A month after the Securities and Exchange Commission adopted the Investment Company Act rule 22e-4, fund managers are still digesting its implications.
In today’s complex markets, you have to ask yourself every day which portion of your orders needs to be traded openly, and which can wait to be filled in dark pools. What if you could see into dark liquidity, and determine how much of it is available in your stock? Watch this short video and learn the importance of understanding dark pools. Check out the other Bloomberg Tradebook videos below. For more information, visit www.bloombergtradebook.com.
More Insight Bites in 60 Seconds
Q: Why have dark pools become such a big part of stock trading today?
A: There are a few reasons that can explain the growth in dark pools. Some of the growth comes from most dark pools executions happening at the mid point price (the price between the bid and ask), such executions save both parties a portion of the spread. Some dark pools offer unique economic models for trading, these models attract certain type of traders looking to minimize their explicit costs of trading. Also, many of the biggest dark pools are broker crossing networks where large broker dealers cross their own client’s flow before sending it to the open market. Tthis type of trading facility has been around for a very long time, it used to be called “the upstairs market” but now it’s done electronically in a dark pool.
Q: Is there a way to estimate how much of a stock’s volume will get done in dark pools?
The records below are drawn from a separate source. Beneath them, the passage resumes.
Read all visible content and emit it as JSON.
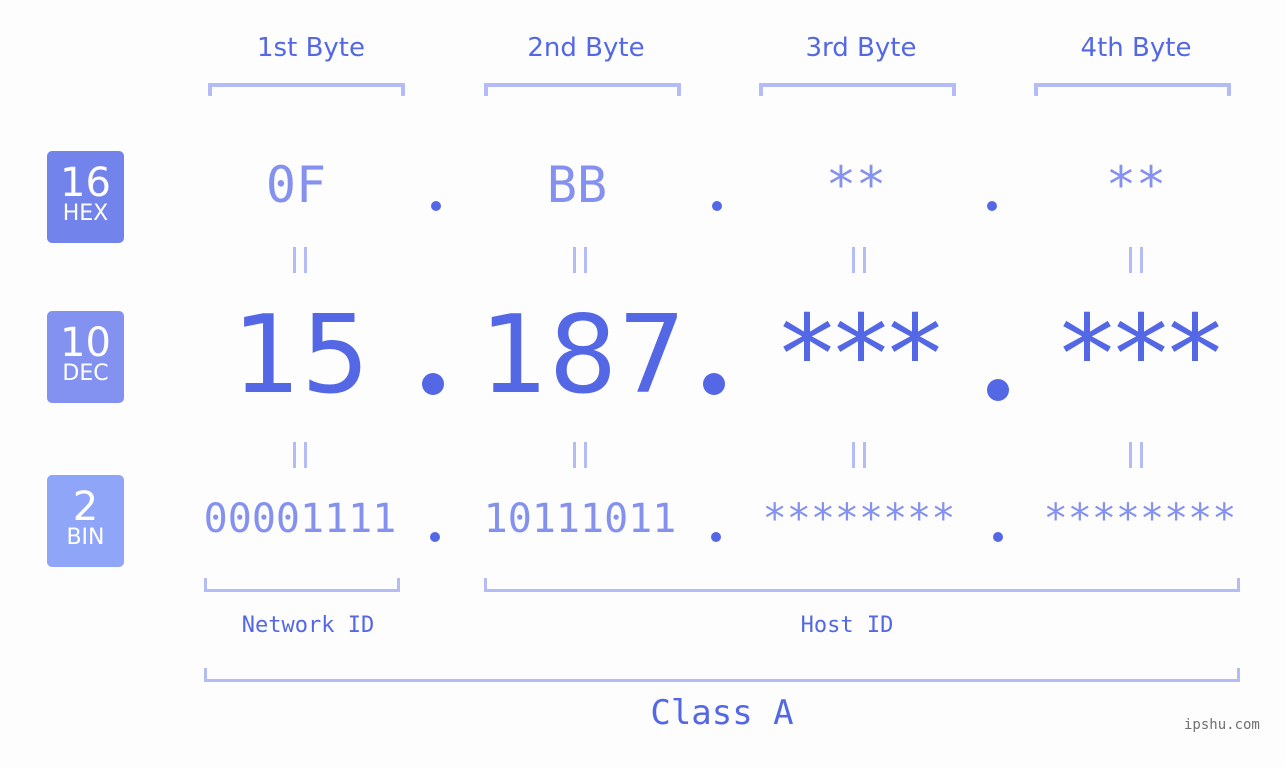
{
  "bytes": {
    "labels": [
      "1st Byte",
      "2nd Byte",
      "3rd Byte",
      "4th Byte"
    ]
  },
  "badges": {
    "hex": {
      "num": "16",
      "label": "HEX",
      "color": "#7383ec"
    },
    "dec": {
      "num": "10",
      "label": "DEC",
      "color": "#8391f0"
    },
    "bin": {
      "num": "2",
      "label": "BIN",
      "color": "#8fa6f8"
    }
  },
  "hex_values": [
    "0F",
    "BB",
    "**",
    "**"
  ],
  "dec_values": [
    "15",
    "187",
    "***",
    "***"
  ],
  "bin_values": [
    "00001111",
    "10111011",
    "********",
    "********"
  ],
  "equals_sign": "=",
  "parts": {
    "network": "Network ID",
    "host": "Host ID",
    "class": "Class A"
  },
  "watermark": "ipshu.com",
  "colors": {
    "accent": "#5468e6",
    "light": "#8591ef",
    "bracket": "#b3bcf5"
  }
}
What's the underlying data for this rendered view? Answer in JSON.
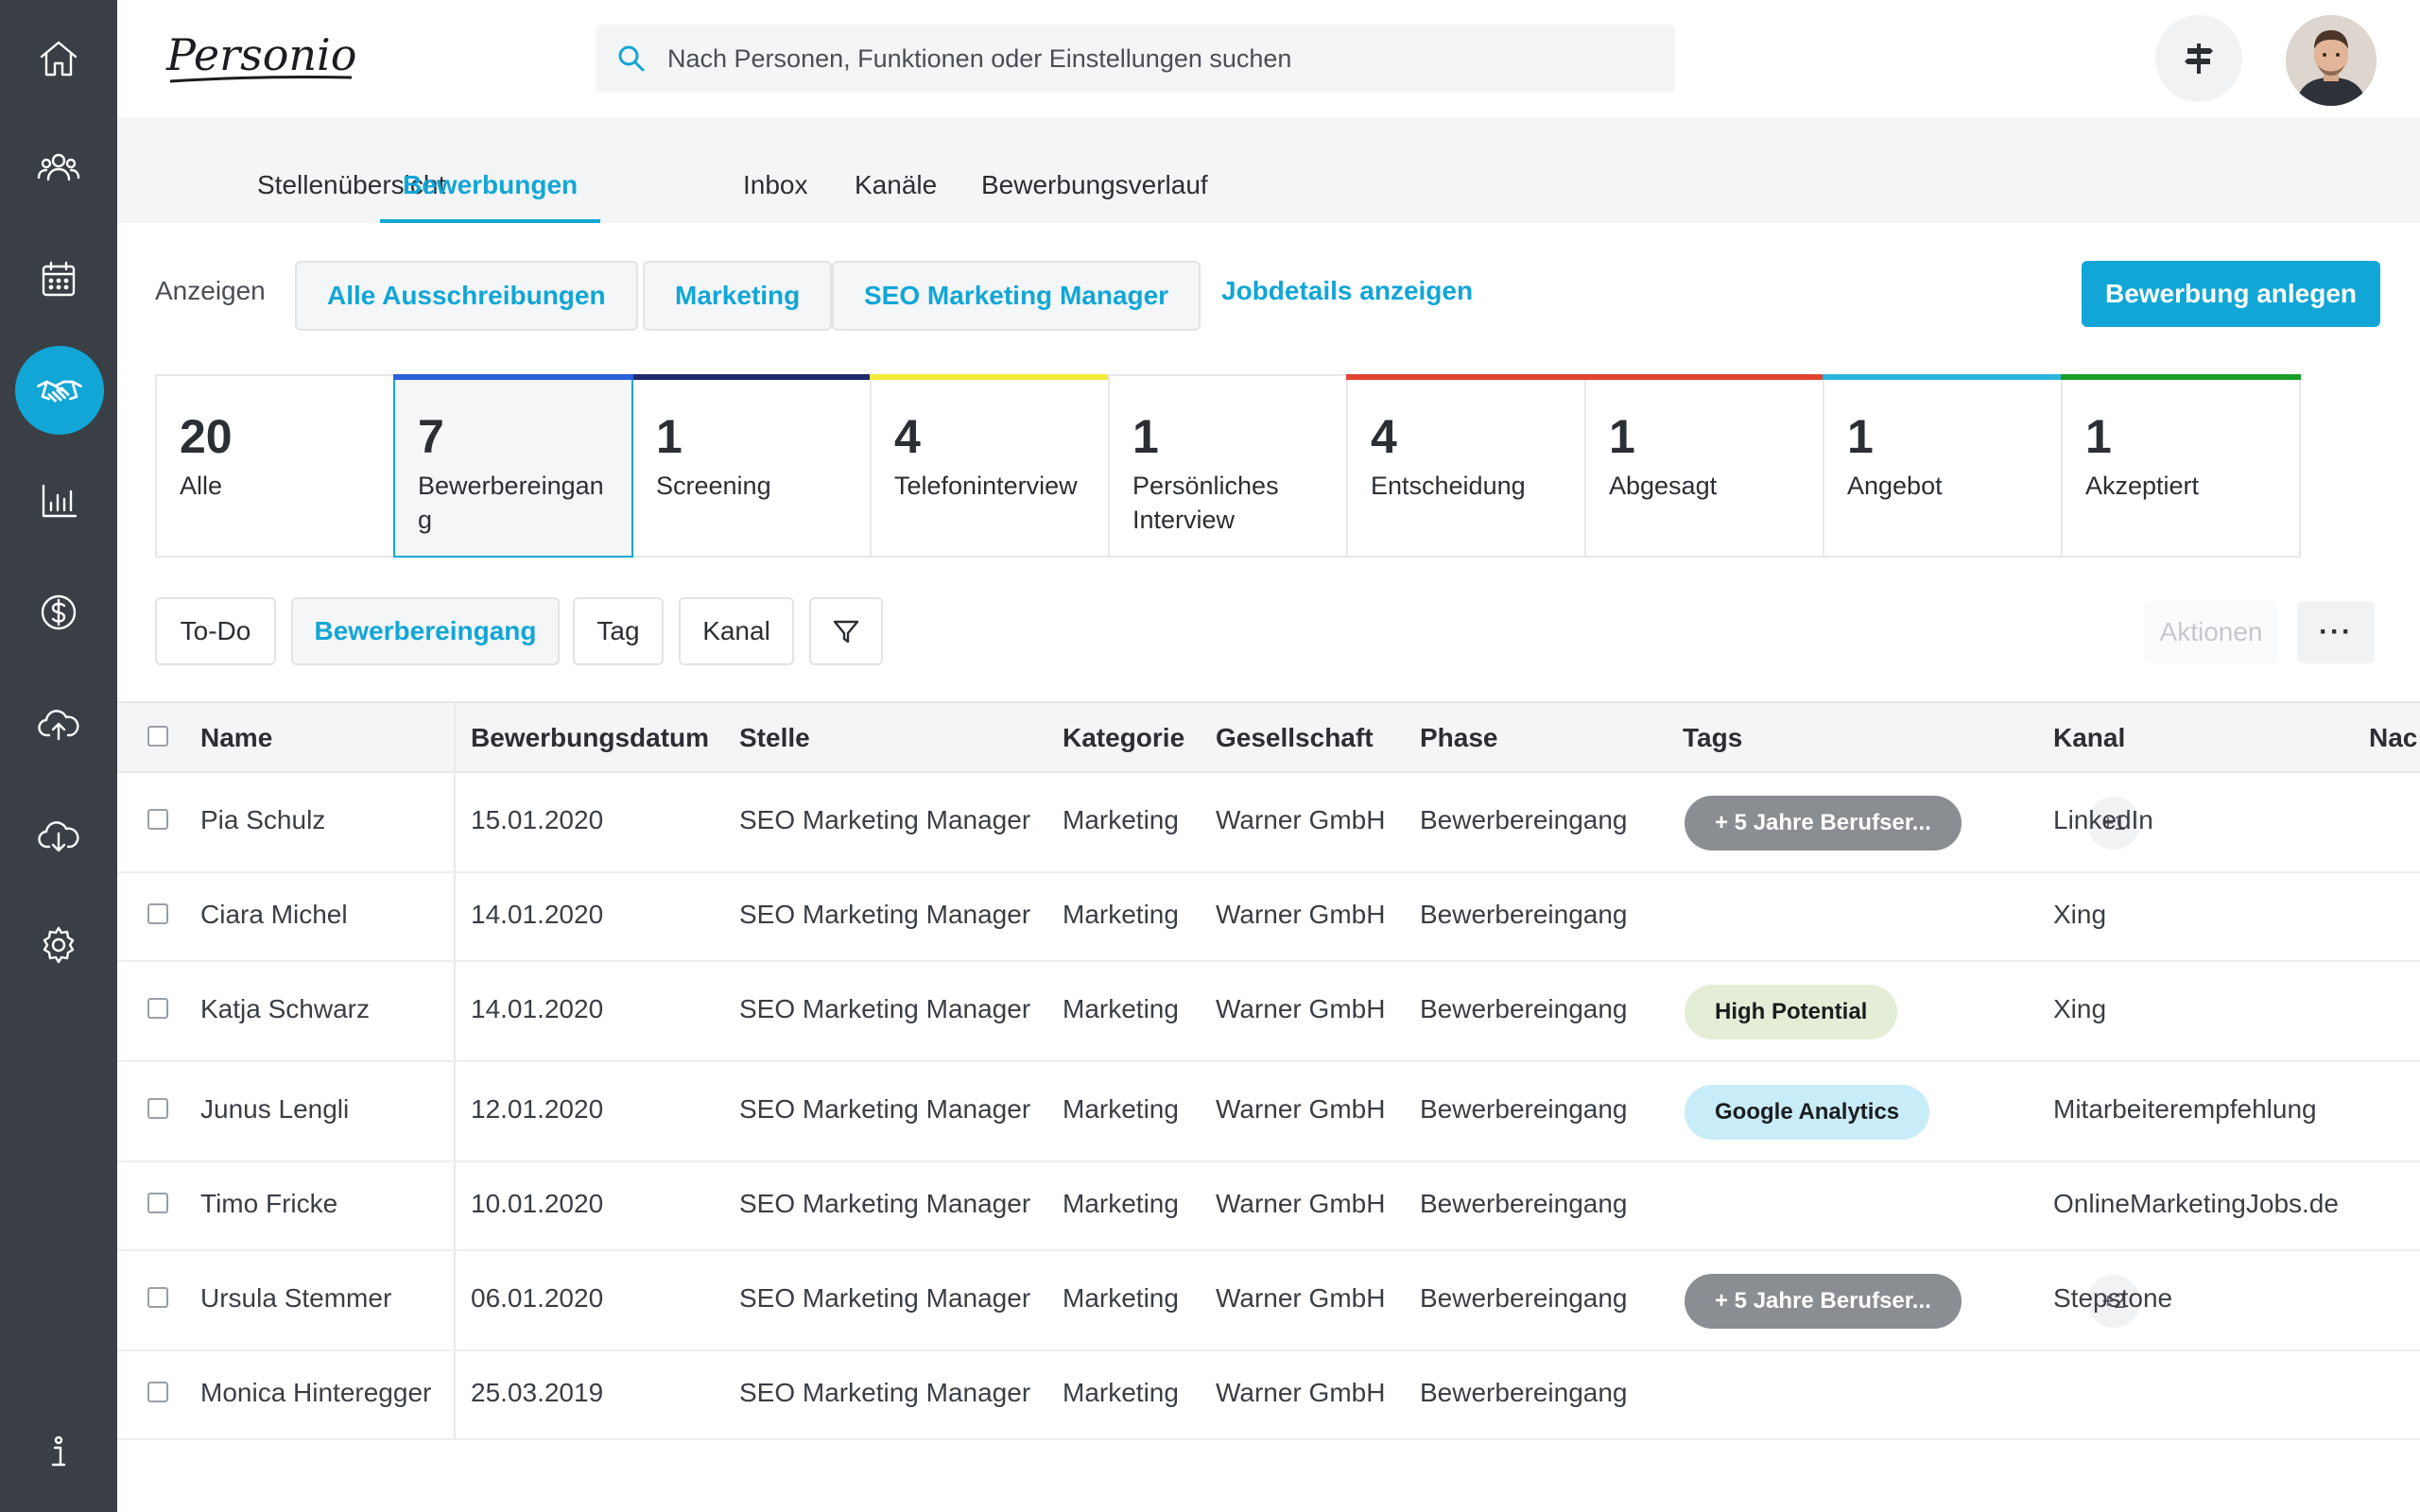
{
  "app": {
    "logo_text": "Personio"
  },
  "search": {
    "placeholder": "Nach Personen, Funktionen oder Einstellungen suchen"
  },
  "sidebar": {
    "items": [
      {
        "icon": "home-icon"
      },
      {
        "icon": "people-icon"
      },
      {
        "icon": "calendar-icon"
      },
      {
        "icon": "handshake-icon",
        "active": true
      },
      {
        "icon": "chart-icon"
      },
      {
        "icon": "dollar-icon"
      },
      {
        "icon": "cloud-upload-icon"
      },
      {
        "icon": "cloud-download-icon"
      },
      {
        "icon": "gear-icon"
      },
      {
        "icon": "info-icon"
      }
    ]
  },
  "tabs": [
    {
      "label": "Stellenübersicht"
    },
    {
      "label": "Bewerbungen",
      "active": true
    },
    {
      "label": "Inbox"
    },
    {
      "label": "Kanäle"
    },
    {
      "label": "Bewerbungsverlauf"
    }
  ],
  "filters": {
    "show_label": "Anzeigen",
    "chips": [
      "Alle Ausschreibungen",
      "Marketing",
      "SEO Marketing Manager"
    ],
    "job_details_link": "Jobdetails anzeigen",
    "create_button": "Bewerbung anlegen"
  },
  "phases": [
    {
      "count": "20",
      "label": "Alle",
      "color": ""
    },
    {
      "count": "7",
      "label": "Bewerbereingang",
      "color": "#2b5fd9",
      "selected": true
    },
    {
      "count": "1",
      "label": "Screening",
      "color": "#1f2a6b"
    },
    {
      "count": "4",
      "label": "Telefoninterview",
      "color": "#f2e93b"
    },
    {
      "count": "1",
      "label": "Persönliches Interview",
      "color": ""
    },
    {
      "count": "4",
      "label": "Entscheidung",
      "color": "#e0432f"
    },
    {
      "count": "1",
      "label": "Abgesagt",
      "color": "#e0432f"
    },
    {
      "count": "1",
      "label": "Angebot",
      "color": "#2bb5dd"
    },
    {
      "count": "1",
      "label": "Akzeptiert",
      "color": "#1a9e2a"
    }
  ],
  "list_filters": {
    "todo": "To-Do",
    "phase": "Bewerbereingang",
    "tag": "Tag",
    "channel": "Kanal",
    "actions": "Aktionen",
    "more": "···"
  },
  "table": {
    "columns": [
      "Name",
      "Bewerbungsdatum",
      "Stelle",
      "Kategorie",
      "Gesellschaft",
      "Phase",
      "Tags",
      "Kanal",
      "Nac"
    ],
    "rows": [
      {
        "name": "Pia Schulz",
        "date": "15.01.2020",
        "position": "SEO Marketing Manager",
        "category": "Marketing",
        "company": "Warner GmbH",
        "phase": "Bewerbereingang",
        "tag": "+ 5 Jahre Berufser...",
        "tag_style": "gray",
        "tag_more": "+1",
        "channel": "LinkedIn"
      },
      {
        "name": "Ciara Michel",
        "date": "14.01.2020",
        "position": "SEO Marketing Manager",
        "category": "Marketing",
        "company": "Warner GmbH",
        "phase": "Bewerbereingang",
        "tag": "",
        "tag_style": "",
        "tag_more": "",
        "channel": "Xing"
      },
      {
        "name": "Katja Schwarz",
        "date": "14.01.2020",
        "position": "SEO Marketing Manager",
        "category": "Marketing",
        "company": "Warner GmbH",
        "phase": "Bewerbereingang",
        "tag": "High Potential",
        "tag_style": "green",
        "tag_more": "",
        "channel": "Xing"
      },
      {
        "name": "Junus Lengli",
        "date": "12.01.2020",
        "position": "SEO Marketing Manager",
        "category": "Marketing",
        "company": "Warner GmbH",
        "phase": "Bewerbereingang",
        "tag": "Google Analytics",
        "tag_style": "blue",
        "tag_more": "",
        "channel": "Mitarbeiterempfehlung"
      },
      {
        "name": "Timo Fricke",
        "date": "10.01.2020",
        "position": "SEO Marketing Manager",
        "category": "Marketing",
        "company": "Warner GmbH",
        "phase": "Bewerbereingang",
        "tag": "",
        "tag_style": "",
        "tag_more": "",
        "channel": "OnlineMarketingJobs.de"
      },
      {
        "name": "Ursula Stemmer",
        "date": "06.01.2020",
        "position": "SEO Marketing Manager",
        "category": "Marketing",
        "company": "Warner GmbH",
        "phase": "Bewerbereingang",
        "tag": "+ 5 Jahre Berufser...",
        "tag_style": "gray",
        "tag_more": "+2",
        "channel": "Stepstone"
      },
      {
        "name": "Monica Hinteregger",
        "date": "25.03.2019",
        "position": "SEO Marketing Manager",
        "category": "Marketing",
        "company": "Warner GmbH",
        "phase": "Bewerbereingang",
        "tag": "",
        "tag_style": "",
        "tag_more": "",
        "channel": ""
      }
    ]
  },
  "colors": {
    "accent": "#11a6d6",
    "sidebar": "#3a3f46",
    "tag_gray_bg": "#8a8d91",
    "tag_green_bg": "#e4eed6",
    "tag_blue_bg": "#c8ecf8"
  }
}
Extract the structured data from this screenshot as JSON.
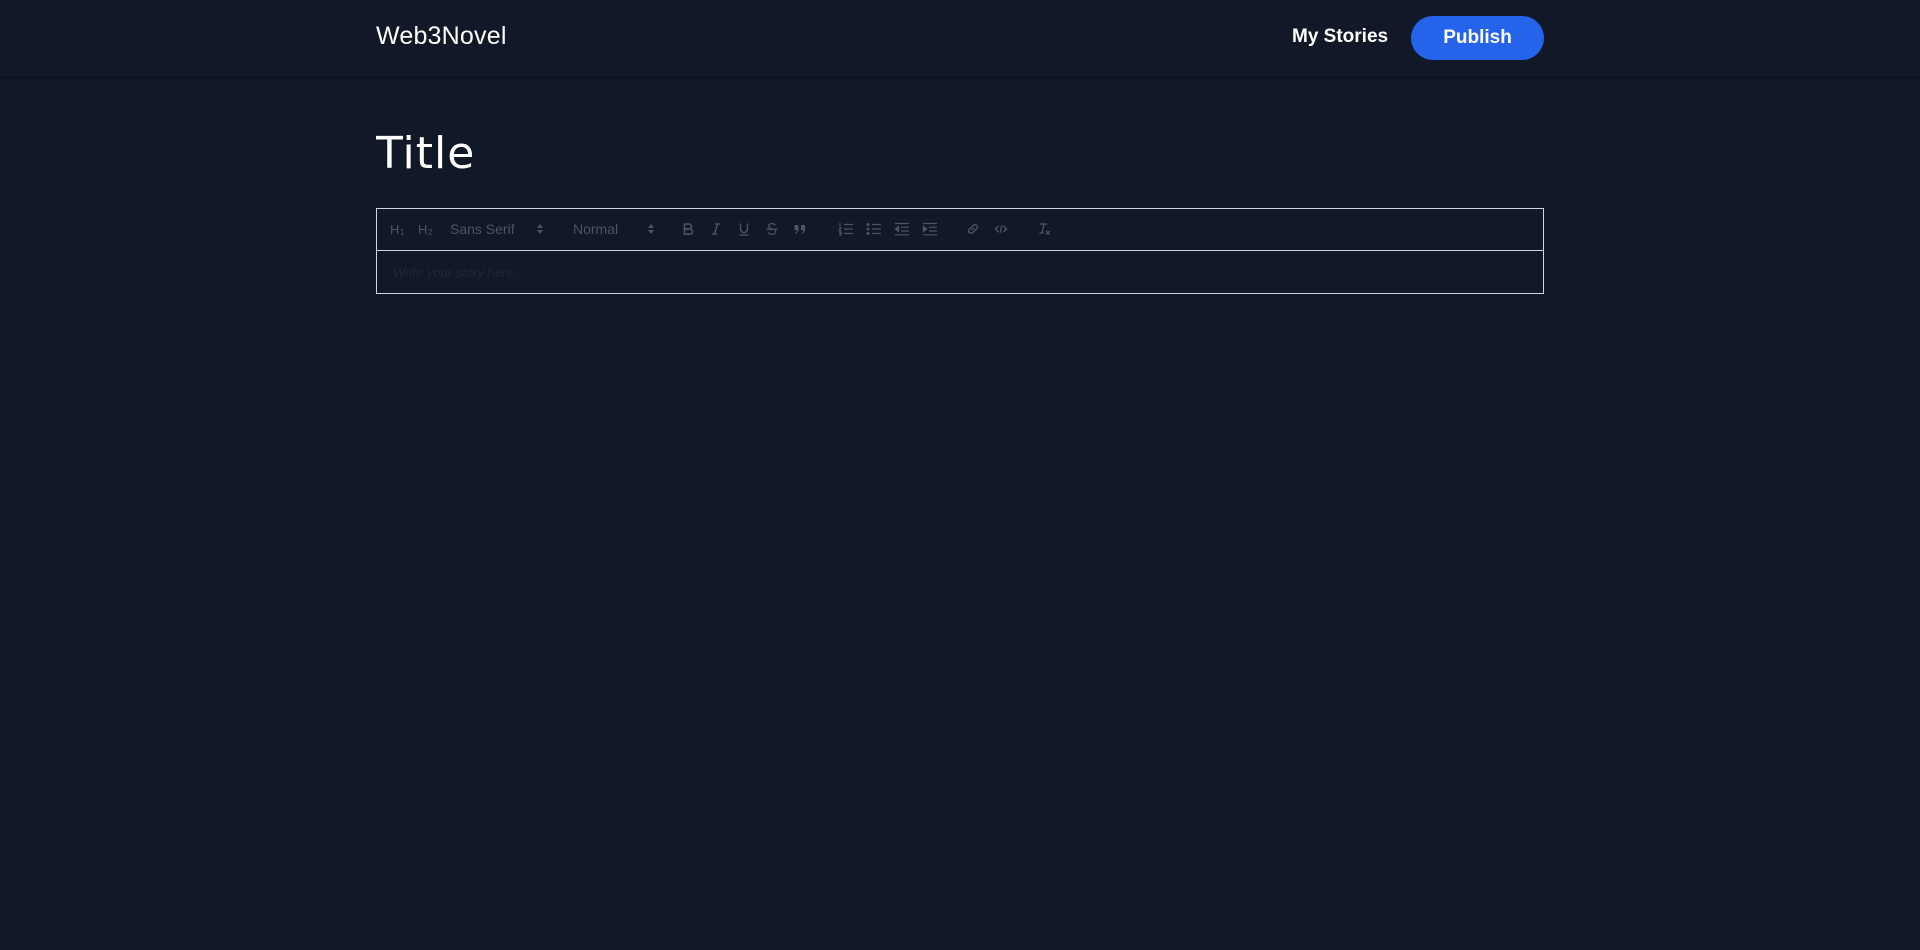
{
  "navbar": {
    "brand": "Web3Novel",
    "my_stories_label": "My Stories",
    "publish_label": "Publish",
    "publish_color": "#2563eb"
  },
  "story": {
    "title_placeholder": "Title"
  },
  "editor": {
    "toolbar": {
      "header1": "H1",
      "header2": "H2",
      "font_picker_value": "Sans Serif",
      "size_picker_value": "Normal",
      "icons": [
        "h1-icon",
        "h2-icon",
        "bold-icon",
        "italic-icon",
        "underline-icon",
        "strike-icon",
        "blockquote-icon",
        "ordered-list-icon",
        "bullet-list-icon",
        "outdent-icon",
        "indent-icon",
        "link-icon",
        "code-icon",
        "clear-format-icon"
      ]
    },
    "content_placeholder": "Write your story here..."
  },
  "colors": {
    "background": "#111827",
    "accent": "#2563eb",
    "border": "#d1d5db"
  }
}
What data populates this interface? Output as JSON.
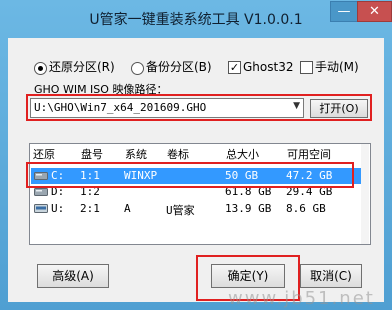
{
  "window": {
    "title": "U管家一键重装系统工具 V1.0.0.1",
    "minimize": "—",
    "close": "✕"
  },
  "options": {
    "restore": "还原分区(R)",
    "backup": "备份分区(B)",
    "ghost32": "Ghost32",
    "manual": "手动(M)",
    "ghost32_mark": "✓"
  },
  "path": {
    "label": "GHO WIM ISO 映像路径：",
    "value": "U:\\GHO\\Win7_x64_201609.GHO",
    "dropdown_icon": "chevron-down-icon",
    "open_button": "打开(O)"
  },
  "table": {
    "columns": [
      "还原",
      "盘号",
      "系统",
      "卷标",
      "总大小",
      "可用空间"
    ],
    "rows": [
      {
        "drive": "C:",
        "disk": "1:1",
        "system": "WINXP",
        "label": "",
        "total": "50 GB",
        "free": "47.2 GB",
        "selected": true
      },
      {
        "drive": "D:",
        "disk": "1:2",
        "system": "",
        "label": "",
        "total": "61.8 GB",
        "free": "29.4 GB",
        "selected": false
      },
      {
        "drive": "U:",
        "disk": "2:1",
        "system": "A",
        "label": "U管家",
        "total": "13.9 GB",
        "free": "8.6 GB",
        "selected": false
      }
    ]
  },
  "buttons": {
    "advanced": "高级(A)",
    "ok": "确定(Y)",
    "cancel": "取消(C)"
  },
  "watermark": "www.jb51.net",
  "colors": {
    "title_bar": "#5aa9d6",
    "highlight": "#e02020",
    "selection": "#3399ff"
  }
}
A: It is hard to estimate this figure because every day a stock might trade differently. Bloomberg Tradebook’s Strategy Analyzer tool (STAZ) tries to estimate the amount of volume that will get done in dark pools based on a proprietary model and information from actual trading in that stock by Tradebook. Traders who use this information can bias their algorithm to trade more or less in the dark to make sure they are capturing all the liquidity they can.